The 18th over, as South Africa chased a revised target at the Wanderers, was eventful. That was when David Miller got two lives. That over by Yuzvendra Chahal became a major talking point of the fourth ODI.
His next, however, saw a breathtaking piece of cricket, effected by MS Dhoni. The leggie once again bowled slow through the air to Miller and the ball sneaked through the gate, as the batsman attempted a heave. Dhoni whipped off the bails in a flash despite being momentarily unsighted by the turn and the batsman’s pivot. Only Miller’s back foot didn’t pop out of the crease and he survived. But a shake of the head suggested disbelief, and also his admiration for the great gloveman.
Rewind to September 2017, Eden Gardens. Chahal made one drift down leg against Glenn Maxwell. The Aussie charged down the track, but beaten by the length, he tried to clip it off his pads. The ball hit his right pad and went between his legs. Dhoni collected it diving to his left and in a reverse movement he smashed the stumps, in the blink of an eye. Maxwell was gone.
The Johannesburg game came on the heels of Dhoni’s landmark achievement in the third ODI at Cape Town, when the 36-year-old became the first Indian to reach 400 dismissals in 50-over cricket. After 316 ODIs, he has 295 catches and 106 stumpings. Nobody has effected more stumpings in this format, and according to the Indian team fielding coach R Sridhar, Dhoni’s physics-defying glovework could be a subject of a cricket research.
“Dhoni has got his own style, which is so much, so much successful for him. I think we can do research into his style of wicketkeeping and I would like to call it the ‘Mahi-way’. And there are so many things to learn from that and there are so many things which the young keepers may not even be able to contemplate. He is unique in his own way,” Sridhar said on Monday.
Not just young ‘keepers, even the experienced ones are in Dhoni’s awe. Last year, in an interview with The Indian Express, Wriddhiman Saha spoke about his failed attempts to ape Dhoni’s style in the nets. “It’s his (Dhoni) natural. I tried at the nets a few times but couldn’t perfect it,” Saha had said.
That Dhoni has redefined white-ball ‘keeping, especially against the spinners, is now a cliché. Sridhar spoke about one aspect of his genius — hand speed. “He (Dhoni) has got great hands. Definitely the best glovesman as far as wicketkeeping to the spinners goes. His hands work at lightning speed. That’s very unique to him. It’s great to watch. At the same time, for somebody who doesn’t have that skill, it’s a big challenge to get there. He is unbelievable,” the fielding coach analysed.
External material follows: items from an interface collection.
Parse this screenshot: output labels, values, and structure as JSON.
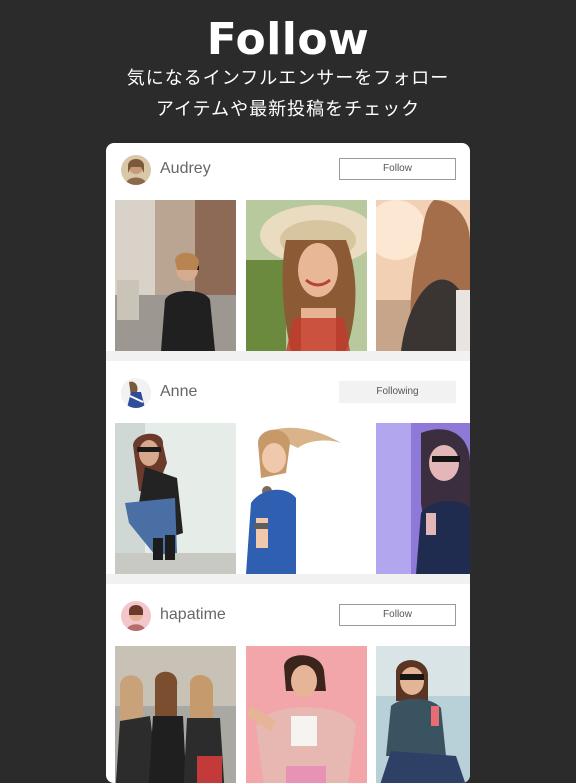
{
  "hero": {
    "title": "Follow",
    "subtitle_line1": "気になるインフルエンサーをフォロー",
    "subtitle_line2": "アイテムや最新投稿をチェック"
  },
  "feed": {
    "users": [
      {
        "name": "Audrey",
        "button_label": "Follow",
        "following": false,
        "avatar_colors": [
          "#d9c7a8",
          "#8a6a4a"
        ],
        "photos": [
          {
            "scene": "woman-street-black-sweater",
            "colors": [
              "#b9a592",
              "#2b2b2b"
            ]
          },
          {
            "scene": "woman-straw-hat-smiling",
            "colors": [
              "#d8cba8",
              "#c98a62"
            ]
          },
          {
            "scene": "woman-back-sunlight",
            "colors": [
              "#f1d0b4",
              "#3a3533"
            ]
          }
        ]
      },
      {
        "name": "Anne",
        "button_label": "Following",
        "following": true,
        "avatar_colors": [
          "#f2f2f2",
          "#2f4d9a"
        ],
        "photos": [
          {
            "scene": "woman-sunglasses-white-wall",
            "colors": [
              "#e6ece8",
              "#232323"
            ]
          },
          {
            "scene": "woman-blue-top-hair-motion",
            "colors": [
              "#ffffff",
              "#2f5fb0"
            ]
          },
          {
            "scene": "woman-sunglasses-purple-light",
            "colors": [
              "#8f79d8",
              "#1f2c4f"
            ]
          }
        ]
      },
      {
        "name": "hapatime",
        "button_label": "Follow",
        "following": false,
        "avatar_colors": [
          "#f3c6cc",
          "#b76d6d"
        ],
        "photos": [
          {
            "scene": "friends-leather-jackets",
            "colors": [
              "#a9a8a2",
              "#2c2c2c"
            ]
          },
          {
            "scene": "woman-pink-fur-coat",
            "colors": [
              "#f2a6aa",
              "#e7b8b2"
            ]
          },
          {
            "scene": "woman-sitting-drink",
            "colors": [
              "#b8d0d8",
              "#3a5360"
            ]
          }
        ]
      }
    ]
  }
}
This paper earlier reported how Sridhar had approached Dhoni with childlike excitement after India’s 2016 World T20 game against Australia. The then India captain’s stumping of David Warner to the bowling of R Ashwin was mind-boggling enough for the team’s fielding coach to react that way. Dhoni had loosened his left hand very slightly to allow the ball to bounce back into his grasp and effected the stumping, all in less than a fraction of a second. His awareness and execution had offset the fact that he was unsighted by the advancing Warner and the ball’s trajectory. In technical terms, that loosening of the hand, as Dinesh Karthik described, was the ‘give’ part. “That’s Dhoni’s genius. More than his glovework, it’s the awareness and intelligence of the sport,” Sridhar had said then, adding that Dhoni is “at least three frames quicker”.
In the IPL that year, Dhoni became the ‘Pythagoras’ on the field, stretching his right leg 90 degrees and cutting the angle to stop a dab down to short third man against the spinners.
At the Wanderers, in the penultimate delivery of the Indian innings, Dhoni clipped Chris Morris past square leg but saw AB de Villiers charging towards the ball in the deep field like a terrier. Dhoni had to go for the second and he completed it, running some yards faster than his partner Kuldeep Yadav, a 23-year-old. Sridhar didn’t speak about Dhoni’s fitness today, for that would have been stating the obvious.
How Dhoni does it: Pushes his hands towards the ball. Saves time.
Takes the ball in front of the stumps, especially when throws are a little wide, and flicks it back to effect run-outs.
The late Bob Woolmer was the proponent of this theory.
His 90-degree leg-stretch at times behind the stumps cuts the angle and prevents singles to short/third man against spinners.
His reading of batsmen and peripheral vision allows him time.